ASSIGNED TASK: Lines in the records below that contain the word "Carvalho" must each be copied.

[Opening RECORD EXTRACTS section]

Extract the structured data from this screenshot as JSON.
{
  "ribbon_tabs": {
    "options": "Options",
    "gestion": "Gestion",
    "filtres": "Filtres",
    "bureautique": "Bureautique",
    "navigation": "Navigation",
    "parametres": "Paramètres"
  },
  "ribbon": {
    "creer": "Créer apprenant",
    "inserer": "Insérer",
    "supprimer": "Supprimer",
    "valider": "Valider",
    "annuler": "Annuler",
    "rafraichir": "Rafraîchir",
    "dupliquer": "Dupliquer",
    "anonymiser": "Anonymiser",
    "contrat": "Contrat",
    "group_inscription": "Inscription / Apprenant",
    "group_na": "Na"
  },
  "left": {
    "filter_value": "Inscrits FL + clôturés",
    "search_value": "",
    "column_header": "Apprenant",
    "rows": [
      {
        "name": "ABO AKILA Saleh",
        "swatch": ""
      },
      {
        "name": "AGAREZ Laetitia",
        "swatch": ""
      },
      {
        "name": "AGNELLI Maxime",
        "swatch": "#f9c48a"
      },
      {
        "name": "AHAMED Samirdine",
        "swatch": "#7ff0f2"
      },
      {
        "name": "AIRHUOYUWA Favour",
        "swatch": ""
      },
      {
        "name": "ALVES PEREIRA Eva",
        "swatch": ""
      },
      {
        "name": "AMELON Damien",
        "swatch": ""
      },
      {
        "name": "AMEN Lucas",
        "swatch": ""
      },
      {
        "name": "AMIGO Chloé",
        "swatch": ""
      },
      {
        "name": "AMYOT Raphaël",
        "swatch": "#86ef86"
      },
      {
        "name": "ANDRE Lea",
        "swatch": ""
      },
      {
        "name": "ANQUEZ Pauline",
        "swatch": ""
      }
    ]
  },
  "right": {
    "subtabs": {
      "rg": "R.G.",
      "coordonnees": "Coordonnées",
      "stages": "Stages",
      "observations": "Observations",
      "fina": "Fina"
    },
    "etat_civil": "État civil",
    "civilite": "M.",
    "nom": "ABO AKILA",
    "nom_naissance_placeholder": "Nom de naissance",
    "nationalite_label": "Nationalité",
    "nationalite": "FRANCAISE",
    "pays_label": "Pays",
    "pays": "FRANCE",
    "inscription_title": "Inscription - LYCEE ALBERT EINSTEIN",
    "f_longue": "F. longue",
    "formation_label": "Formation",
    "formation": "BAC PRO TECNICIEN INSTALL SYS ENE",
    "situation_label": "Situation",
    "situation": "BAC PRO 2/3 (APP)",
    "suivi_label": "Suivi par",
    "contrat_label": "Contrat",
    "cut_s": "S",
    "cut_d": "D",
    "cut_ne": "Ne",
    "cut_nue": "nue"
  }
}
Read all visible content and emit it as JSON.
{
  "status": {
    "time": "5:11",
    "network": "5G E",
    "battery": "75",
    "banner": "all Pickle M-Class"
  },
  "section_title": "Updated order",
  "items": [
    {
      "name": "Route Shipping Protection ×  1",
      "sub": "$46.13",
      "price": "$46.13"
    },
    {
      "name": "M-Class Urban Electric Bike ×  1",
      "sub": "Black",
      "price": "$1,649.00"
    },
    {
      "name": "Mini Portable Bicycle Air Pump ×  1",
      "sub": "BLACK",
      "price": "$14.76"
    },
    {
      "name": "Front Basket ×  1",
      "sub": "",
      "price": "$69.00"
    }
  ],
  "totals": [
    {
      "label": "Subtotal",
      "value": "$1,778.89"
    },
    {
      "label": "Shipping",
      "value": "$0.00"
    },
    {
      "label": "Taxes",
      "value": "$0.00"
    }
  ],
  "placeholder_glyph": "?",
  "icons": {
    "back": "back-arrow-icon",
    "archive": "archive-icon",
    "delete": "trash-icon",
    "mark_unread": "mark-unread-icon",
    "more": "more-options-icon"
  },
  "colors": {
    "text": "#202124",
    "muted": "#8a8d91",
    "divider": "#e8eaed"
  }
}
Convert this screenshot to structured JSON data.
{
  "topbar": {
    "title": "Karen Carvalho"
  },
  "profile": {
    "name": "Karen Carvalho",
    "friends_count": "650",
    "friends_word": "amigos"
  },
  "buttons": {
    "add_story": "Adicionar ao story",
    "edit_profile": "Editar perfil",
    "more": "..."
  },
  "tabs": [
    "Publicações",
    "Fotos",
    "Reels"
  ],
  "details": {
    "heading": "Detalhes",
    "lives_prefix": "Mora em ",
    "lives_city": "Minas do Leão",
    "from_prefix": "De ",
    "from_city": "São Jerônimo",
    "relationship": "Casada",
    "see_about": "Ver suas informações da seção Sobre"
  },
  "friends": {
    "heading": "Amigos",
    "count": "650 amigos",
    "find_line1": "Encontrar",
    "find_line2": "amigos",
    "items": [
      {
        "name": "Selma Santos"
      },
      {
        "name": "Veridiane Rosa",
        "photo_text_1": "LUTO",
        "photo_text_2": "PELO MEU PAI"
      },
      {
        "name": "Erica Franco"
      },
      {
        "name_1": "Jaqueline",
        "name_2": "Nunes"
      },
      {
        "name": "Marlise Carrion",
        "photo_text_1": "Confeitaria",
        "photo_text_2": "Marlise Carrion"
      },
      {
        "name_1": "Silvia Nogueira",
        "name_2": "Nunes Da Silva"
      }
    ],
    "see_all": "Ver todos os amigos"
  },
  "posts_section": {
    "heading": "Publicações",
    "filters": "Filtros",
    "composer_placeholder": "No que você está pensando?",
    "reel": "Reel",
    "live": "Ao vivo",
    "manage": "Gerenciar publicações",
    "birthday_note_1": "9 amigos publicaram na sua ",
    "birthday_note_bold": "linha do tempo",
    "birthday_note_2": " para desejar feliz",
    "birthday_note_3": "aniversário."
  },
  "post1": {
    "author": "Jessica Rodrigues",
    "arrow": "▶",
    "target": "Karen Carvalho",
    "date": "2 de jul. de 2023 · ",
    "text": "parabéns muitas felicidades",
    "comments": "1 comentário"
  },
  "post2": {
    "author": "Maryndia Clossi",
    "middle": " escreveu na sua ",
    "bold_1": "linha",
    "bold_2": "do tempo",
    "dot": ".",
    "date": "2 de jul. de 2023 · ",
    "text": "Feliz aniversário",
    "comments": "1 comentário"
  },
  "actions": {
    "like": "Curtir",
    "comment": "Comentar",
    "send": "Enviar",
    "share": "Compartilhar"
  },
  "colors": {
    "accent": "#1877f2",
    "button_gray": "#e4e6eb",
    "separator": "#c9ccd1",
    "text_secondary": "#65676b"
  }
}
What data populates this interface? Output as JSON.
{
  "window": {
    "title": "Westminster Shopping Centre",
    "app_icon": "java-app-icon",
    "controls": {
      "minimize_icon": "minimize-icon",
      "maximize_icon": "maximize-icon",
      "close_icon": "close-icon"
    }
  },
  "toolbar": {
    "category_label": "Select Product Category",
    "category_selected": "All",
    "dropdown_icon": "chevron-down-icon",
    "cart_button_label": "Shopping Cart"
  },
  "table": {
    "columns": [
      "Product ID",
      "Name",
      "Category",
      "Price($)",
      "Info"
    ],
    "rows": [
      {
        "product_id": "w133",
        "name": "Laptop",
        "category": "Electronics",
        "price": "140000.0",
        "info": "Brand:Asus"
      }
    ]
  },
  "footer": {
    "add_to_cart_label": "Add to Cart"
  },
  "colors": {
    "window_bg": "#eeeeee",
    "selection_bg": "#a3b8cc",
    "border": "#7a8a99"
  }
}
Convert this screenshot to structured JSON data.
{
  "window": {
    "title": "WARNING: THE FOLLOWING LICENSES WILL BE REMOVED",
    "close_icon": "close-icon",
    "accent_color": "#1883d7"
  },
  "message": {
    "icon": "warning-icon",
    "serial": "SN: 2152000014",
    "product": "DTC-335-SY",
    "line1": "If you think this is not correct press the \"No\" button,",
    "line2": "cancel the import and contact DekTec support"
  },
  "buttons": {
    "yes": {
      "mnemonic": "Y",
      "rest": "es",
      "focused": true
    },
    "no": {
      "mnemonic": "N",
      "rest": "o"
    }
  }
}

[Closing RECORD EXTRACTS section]

ANSWER SPACE:
    "title": "Karen Carvalho"
    "name": "Karen Carvalho",
    "target": "Karen Carvalho",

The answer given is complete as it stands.